TASK TO CARRY OUT:
Copy all the lines of the data that include the word "text".
——
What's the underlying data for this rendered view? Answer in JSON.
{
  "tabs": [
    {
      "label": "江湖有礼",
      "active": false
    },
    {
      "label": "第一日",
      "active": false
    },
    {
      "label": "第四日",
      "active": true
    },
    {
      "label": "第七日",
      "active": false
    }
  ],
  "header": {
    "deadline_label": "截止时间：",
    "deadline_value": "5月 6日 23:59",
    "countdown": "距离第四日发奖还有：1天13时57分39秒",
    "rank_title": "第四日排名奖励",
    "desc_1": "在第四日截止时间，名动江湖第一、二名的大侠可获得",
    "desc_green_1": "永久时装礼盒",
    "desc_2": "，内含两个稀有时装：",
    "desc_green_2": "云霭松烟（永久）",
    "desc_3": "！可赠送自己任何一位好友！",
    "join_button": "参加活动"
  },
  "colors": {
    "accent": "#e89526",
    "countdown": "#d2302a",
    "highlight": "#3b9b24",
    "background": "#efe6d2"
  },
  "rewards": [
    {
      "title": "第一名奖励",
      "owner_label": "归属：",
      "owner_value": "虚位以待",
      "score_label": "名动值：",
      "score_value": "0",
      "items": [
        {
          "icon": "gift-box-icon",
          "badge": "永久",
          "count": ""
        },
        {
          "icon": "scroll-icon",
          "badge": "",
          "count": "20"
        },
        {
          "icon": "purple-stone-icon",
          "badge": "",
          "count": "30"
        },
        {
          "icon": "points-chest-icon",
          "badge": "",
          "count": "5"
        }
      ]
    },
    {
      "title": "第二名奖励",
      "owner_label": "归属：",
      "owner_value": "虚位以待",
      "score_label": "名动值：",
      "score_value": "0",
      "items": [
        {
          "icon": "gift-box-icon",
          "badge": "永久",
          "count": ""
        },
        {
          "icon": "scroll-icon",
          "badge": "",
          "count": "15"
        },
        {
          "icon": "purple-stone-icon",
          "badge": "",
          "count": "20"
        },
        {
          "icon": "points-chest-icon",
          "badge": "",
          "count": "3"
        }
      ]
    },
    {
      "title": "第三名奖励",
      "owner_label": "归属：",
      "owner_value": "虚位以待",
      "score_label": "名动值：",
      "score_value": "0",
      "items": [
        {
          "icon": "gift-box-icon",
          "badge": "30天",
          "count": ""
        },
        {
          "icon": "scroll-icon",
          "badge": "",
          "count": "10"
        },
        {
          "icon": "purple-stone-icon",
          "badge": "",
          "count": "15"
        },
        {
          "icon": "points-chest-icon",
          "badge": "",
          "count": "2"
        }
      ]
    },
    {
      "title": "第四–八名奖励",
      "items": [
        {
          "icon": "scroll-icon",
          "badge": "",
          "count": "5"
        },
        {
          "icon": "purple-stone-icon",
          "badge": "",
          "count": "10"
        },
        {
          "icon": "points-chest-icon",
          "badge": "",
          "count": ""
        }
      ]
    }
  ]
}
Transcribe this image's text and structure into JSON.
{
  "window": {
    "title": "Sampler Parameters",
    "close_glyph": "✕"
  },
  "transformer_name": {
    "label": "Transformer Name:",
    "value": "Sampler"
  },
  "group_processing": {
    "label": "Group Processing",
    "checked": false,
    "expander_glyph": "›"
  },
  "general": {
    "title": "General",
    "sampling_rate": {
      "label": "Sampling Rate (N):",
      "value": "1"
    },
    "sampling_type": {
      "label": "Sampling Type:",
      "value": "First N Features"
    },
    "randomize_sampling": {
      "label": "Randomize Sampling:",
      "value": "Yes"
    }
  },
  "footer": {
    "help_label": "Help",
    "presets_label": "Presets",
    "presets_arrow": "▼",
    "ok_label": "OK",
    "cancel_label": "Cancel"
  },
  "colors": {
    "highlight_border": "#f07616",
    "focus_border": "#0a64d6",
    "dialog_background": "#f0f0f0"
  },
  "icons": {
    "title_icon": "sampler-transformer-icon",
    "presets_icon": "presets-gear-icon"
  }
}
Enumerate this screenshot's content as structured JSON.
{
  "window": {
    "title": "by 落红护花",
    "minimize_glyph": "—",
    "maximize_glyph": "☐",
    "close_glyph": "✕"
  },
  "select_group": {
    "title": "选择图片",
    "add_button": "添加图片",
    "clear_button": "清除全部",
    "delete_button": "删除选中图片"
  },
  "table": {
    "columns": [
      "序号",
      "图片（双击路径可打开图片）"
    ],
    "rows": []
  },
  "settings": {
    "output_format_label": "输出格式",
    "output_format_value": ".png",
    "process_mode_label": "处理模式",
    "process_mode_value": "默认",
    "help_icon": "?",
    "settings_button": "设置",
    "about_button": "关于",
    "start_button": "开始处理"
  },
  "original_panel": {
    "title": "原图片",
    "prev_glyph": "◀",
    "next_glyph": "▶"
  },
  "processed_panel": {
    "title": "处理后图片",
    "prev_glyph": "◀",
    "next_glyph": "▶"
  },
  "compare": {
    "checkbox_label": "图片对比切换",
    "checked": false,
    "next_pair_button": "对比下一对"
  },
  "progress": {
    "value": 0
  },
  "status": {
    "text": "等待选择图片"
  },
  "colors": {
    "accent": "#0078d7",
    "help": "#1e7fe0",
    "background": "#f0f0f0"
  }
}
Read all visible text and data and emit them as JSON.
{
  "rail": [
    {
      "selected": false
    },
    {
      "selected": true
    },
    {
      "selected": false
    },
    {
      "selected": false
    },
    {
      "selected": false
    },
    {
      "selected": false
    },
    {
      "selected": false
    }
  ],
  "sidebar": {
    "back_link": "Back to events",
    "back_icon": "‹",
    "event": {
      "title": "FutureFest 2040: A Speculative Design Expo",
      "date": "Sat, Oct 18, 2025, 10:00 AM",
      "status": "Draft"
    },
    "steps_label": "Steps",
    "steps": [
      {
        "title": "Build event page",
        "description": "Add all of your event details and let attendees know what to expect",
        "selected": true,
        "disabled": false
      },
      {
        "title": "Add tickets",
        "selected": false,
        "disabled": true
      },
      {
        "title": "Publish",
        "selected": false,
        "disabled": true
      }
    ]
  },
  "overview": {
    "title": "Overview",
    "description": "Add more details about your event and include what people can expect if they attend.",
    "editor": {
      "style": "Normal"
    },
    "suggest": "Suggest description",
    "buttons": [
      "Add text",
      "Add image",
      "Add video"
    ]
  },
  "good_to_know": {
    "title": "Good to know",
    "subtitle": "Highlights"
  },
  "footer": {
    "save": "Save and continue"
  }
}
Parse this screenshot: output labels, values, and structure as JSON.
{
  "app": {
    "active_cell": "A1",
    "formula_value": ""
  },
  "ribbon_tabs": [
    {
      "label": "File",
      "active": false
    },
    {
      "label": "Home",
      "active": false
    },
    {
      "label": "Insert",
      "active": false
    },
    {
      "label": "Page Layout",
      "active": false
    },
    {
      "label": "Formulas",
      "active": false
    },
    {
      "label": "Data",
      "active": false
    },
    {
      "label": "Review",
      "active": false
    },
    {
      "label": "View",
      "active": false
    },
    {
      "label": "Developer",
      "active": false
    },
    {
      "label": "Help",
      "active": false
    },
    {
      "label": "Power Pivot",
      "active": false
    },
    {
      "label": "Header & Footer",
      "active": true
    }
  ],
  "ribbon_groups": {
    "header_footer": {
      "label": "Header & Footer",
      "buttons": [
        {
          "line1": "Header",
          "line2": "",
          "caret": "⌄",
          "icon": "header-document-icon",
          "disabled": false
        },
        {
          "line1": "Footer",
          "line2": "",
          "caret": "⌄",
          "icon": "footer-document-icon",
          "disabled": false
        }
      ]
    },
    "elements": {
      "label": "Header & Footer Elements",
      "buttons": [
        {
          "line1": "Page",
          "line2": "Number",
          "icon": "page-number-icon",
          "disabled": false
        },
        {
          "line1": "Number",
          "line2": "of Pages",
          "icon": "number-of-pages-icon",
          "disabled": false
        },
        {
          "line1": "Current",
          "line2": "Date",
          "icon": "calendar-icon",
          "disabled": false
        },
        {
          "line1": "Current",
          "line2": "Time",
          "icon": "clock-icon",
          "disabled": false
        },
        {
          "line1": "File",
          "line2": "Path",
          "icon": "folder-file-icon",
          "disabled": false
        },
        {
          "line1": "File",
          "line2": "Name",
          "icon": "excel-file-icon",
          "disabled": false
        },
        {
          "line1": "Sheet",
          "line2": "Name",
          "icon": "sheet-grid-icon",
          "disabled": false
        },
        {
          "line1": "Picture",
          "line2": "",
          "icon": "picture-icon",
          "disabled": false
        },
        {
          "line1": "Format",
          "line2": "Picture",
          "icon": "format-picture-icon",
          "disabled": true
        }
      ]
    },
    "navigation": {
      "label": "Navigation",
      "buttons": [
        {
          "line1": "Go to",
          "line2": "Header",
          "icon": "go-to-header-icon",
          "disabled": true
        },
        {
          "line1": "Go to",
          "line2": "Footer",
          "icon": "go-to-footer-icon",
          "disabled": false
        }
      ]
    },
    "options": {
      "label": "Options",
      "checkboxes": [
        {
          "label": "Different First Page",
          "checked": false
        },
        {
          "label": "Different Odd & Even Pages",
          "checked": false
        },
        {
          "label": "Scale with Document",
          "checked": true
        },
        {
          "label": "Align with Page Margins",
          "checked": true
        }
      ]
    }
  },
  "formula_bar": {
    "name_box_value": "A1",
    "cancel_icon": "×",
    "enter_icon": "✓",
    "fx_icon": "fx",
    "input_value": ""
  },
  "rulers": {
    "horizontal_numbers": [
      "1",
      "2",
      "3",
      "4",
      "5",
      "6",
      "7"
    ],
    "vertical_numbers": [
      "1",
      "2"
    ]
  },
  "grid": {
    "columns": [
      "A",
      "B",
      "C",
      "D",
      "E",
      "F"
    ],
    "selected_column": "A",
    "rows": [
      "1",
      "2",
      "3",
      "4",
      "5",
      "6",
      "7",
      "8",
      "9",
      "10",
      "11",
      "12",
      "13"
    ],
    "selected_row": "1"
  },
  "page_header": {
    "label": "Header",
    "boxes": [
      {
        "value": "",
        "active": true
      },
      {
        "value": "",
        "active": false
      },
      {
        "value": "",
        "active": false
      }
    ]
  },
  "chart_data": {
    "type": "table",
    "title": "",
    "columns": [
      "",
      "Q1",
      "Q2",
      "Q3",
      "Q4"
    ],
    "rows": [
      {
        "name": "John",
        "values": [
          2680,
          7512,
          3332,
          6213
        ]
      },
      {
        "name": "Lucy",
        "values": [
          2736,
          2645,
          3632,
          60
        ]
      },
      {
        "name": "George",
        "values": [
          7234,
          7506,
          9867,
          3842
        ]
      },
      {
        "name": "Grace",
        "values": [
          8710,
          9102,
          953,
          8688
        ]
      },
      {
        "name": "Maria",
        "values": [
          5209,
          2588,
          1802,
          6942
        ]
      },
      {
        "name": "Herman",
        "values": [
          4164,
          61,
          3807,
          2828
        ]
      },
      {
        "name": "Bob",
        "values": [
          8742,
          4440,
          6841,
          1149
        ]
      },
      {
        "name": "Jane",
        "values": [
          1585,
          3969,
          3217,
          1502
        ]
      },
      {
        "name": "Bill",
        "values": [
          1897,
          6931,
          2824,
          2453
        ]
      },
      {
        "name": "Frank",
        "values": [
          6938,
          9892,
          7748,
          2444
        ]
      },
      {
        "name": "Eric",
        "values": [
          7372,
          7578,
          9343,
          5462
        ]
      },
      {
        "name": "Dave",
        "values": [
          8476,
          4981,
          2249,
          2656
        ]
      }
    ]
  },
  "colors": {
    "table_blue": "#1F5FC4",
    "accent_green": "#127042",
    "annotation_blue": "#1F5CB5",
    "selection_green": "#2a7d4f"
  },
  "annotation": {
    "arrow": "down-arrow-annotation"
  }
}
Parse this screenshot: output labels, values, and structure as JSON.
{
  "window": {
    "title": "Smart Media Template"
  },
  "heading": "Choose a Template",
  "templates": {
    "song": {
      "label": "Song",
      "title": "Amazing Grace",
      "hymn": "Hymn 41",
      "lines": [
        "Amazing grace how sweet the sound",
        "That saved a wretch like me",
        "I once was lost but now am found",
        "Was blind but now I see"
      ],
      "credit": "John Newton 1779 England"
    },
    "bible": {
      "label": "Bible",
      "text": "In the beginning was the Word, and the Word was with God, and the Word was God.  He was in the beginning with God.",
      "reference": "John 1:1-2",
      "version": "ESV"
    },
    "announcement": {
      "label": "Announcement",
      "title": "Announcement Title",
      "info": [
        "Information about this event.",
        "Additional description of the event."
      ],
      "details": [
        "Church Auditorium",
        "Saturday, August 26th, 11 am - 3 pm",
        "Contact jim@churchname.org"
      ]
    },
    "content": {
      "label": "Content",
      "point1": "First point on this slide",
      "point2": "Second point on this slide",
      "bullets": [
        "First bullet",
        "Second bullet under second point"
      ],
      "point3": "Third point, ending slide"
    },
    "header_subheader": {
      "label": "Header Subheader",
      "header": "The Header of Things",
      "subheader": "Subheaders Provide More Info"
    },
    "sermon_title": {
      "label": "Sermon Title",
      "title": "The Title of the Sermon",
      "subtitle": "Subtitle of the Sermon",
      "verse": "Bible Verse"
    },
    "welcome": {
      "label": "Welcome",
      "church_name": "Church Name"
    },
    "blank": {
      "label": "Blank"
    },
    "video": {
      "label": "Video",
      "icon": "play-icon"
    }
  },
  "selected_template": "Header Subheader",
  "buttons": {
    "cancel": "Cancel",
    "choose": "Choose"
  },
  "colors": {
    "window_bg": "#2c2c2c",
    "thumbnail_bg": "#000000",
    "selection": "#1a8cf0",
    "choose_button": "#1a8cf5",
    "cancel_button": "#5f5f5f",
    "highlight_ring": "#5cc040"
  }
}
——
SOLUTION:
Transcribe this image's text and structure into JSON.
    "text": "等待选择图片"
Read all visible text and data and emit them as JSON.
      "Add text",
      "text": "In the beginning was the Word, and the Word was with God, and the Word was God.  He was in the beginning with God.",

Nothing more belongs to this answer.